The task force, which is to be made up of regional African militaries, has yet to mobilize. Instead, national armies are tackling Boko Haram individually, however they often cannot follow the insurgency across the region’s long, porous borders. Regional armies from Cameroon, Chad, Niger and Nigeria mounted an offensive against the insurgents last year, which ousted them from many positions in northern Nigeria. The United States has also sent troops to supply intelligence and other assistance, however progress has been slow, with Boko Haram continuing to have the capabilities to launch deadly attacks both inside Nigeria, as well as in the Lake Chad Basin.
Monday’s talks come after the militant group’s latest attack, which killed at least 65 people in northeastern Nigeria on Saturday.
On Tuesday, the ambassadors of France and the United States issued separate statements calling for tighter regional and global cooperation to fight the threat of jihadist attacks in Senegal and the broader West Africa region.
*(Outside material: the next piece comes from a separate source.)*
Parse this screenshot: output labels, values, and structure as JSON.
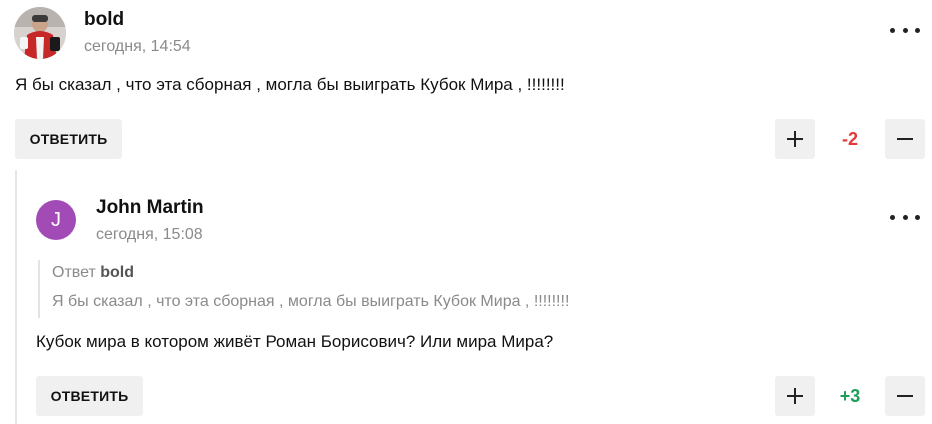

In the wake of two successive attacks in the past few weeks, which saw the capitals of Mali and Burkina Faso being targeted, Senegal’s Interior Minister Abdoulay Daouda Diallo disclosed that “the surge of terrorist groups shows the international community must fight terrorism everywhere with the same combativity.”
Speaking at talks on a four-year French funding plan against terrorism, he added that the only way forward was to “strengthen our cooperation” and “share our means.” France’s ambassador to Senegal, Jean-Felix Paganon, who attended the meeting, stated that cooperation in the fight against the Islamist threat “calls for regional and international cooperation.” Meanwhile in a separate meeting with the media, US ambassador James Zumwalt stated that “the Senegalese are very eager to partner with us and work with us because they obviously are concerned about the possibilities of terrorist incidents and also worried about radical extremism here in Senegal.” He added that “the threat is no greater now than it was before the attack in Burkina Faso, it’s the same thereat. And the Senegalese capability is the same capability that they had before.” The US ambassador also indicated that “there’s more awareness now about those threats and we clearly want to work very closely with Senegal to help them increase their capacity to respond, either pre or post attack, to a terrorist incident.” An upcoming three-week joint military exercise between Africa, US and European troops, known as Flintlock and due to begin in Senegal and Mauritania next week, will aim to help a country respond to an Islamist attack. Senegal, like Mali and Burkina Faso – which were hit by deadly Islamist attacks in November and January respectively – is a majority Muslim nation however it has so far been free of extremist jihadist attacks. However a Senegalese security source has disclosed that in November, around a dozen people, including several Muslim preachers, were arrested in the country for “links to AQIM (al-Qaeda in the Islamic Maghreb) and Islamic State.”
On 15 January, gunmen launched an attack on two hotels and a café popular with foreigners in the Burkinabe capital Ouagadougou, leaving thirty, mostly foreigners, dead. In November, militants launched a similar attack on the Radisson Blu hotel in Bamako, Mali. Both attacks were claimed by AQIM.